While discussing pay may foment worker dissatisfaction and be considered rude in polite circles, an employer may not prohibit the discussions from taking place or punish an employee for discussing pay or benefits with their coworkers. These discussions are protected by the National Labor Relations Act (“NLRA”). Among other things, the NLRA protects the right of workers to engage in “concerted activity,” which includes discussing wages, benefits, and other conditions of employment. This right to engage in “concerted activity” exists regardless of whether the workplace is unionized or the employee’s membership in a union. As a result, employers who prohibit, punish, or discharge employees for discussing their pay with coworkers are subject to discipline from the National Labor Relations Board (“NLRB”).
Because the penalties levied by the NLRB can be onerous, employers should be especially cautious when implementing policies, whether verbal or written in a handbook, which prohibit or dissuade employees from discussing their pay or benefits with coworkers.

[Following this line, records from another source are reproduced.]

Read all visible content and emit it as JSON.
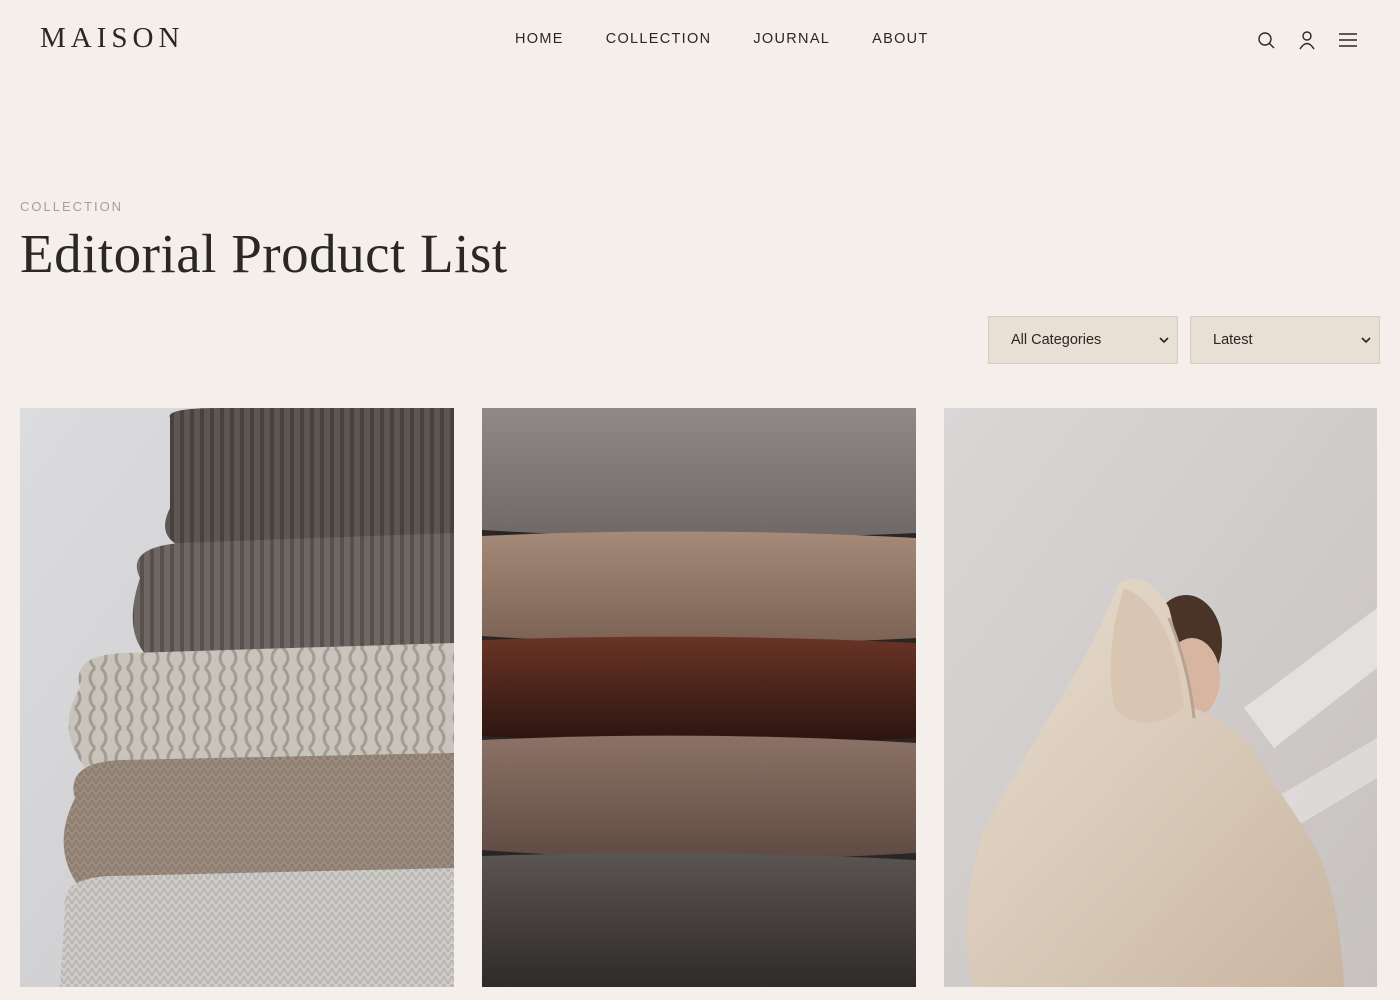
{
  "brand": {
    "logo": "MAISON"
  },
  "nav": {
    "items": [
      "HOME",
      "COLLECTION",
      "JOURNAL",
      "ABOUT"
    ]
  },
  "header_icons": [
    "search-icon",
    "user-icon",
    "menu-icon"
  ],
  "page": {
    "eyebrow": "COLLECTION",
    "title": "Editorial Product List"
  },
  "filters": {
    "category": "All Categories",
    "sort": "Latest"
  },
  "colors": {
    "background": "#f4efea",
    "select_bg": "#e8dfd5",
    "eyebrow": "#a89f94",
    "text": "#2b2724"
  }
}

While most of these policies are ostensibly well meaning and meant to promote or foster synergy, collegiality, and comradery, the intent of the policy is of little value in defending against an unfair labor practice.

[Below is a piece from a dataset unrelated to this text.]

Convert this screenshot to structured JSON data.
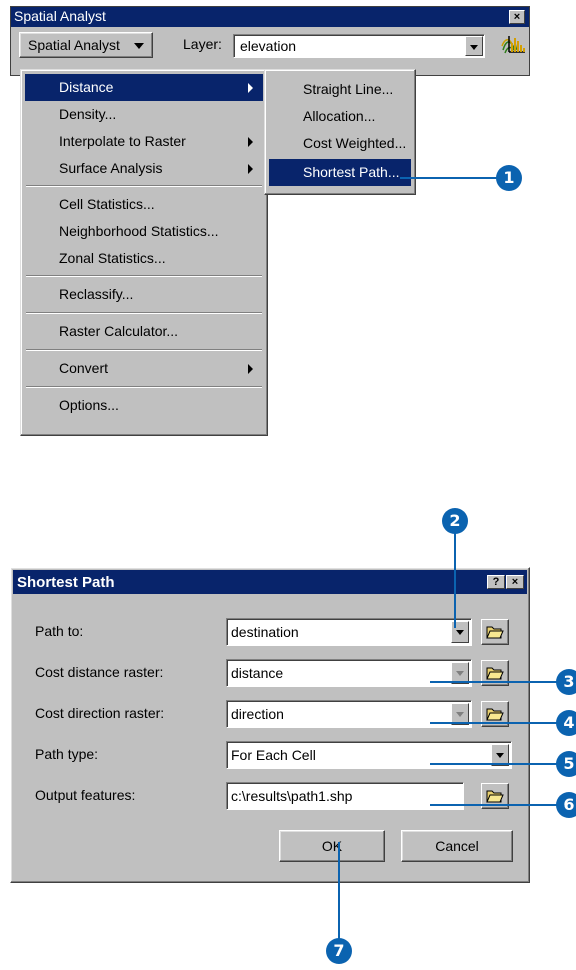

If you believe that your employment policies may not be compliant with the labor and employment laws, consider speaking to one of the qualified labor and employment attorneys at the Finney Law Firm: Stephen E. Imm (513-943-5678) or Matt Okiishi (513-943-6659).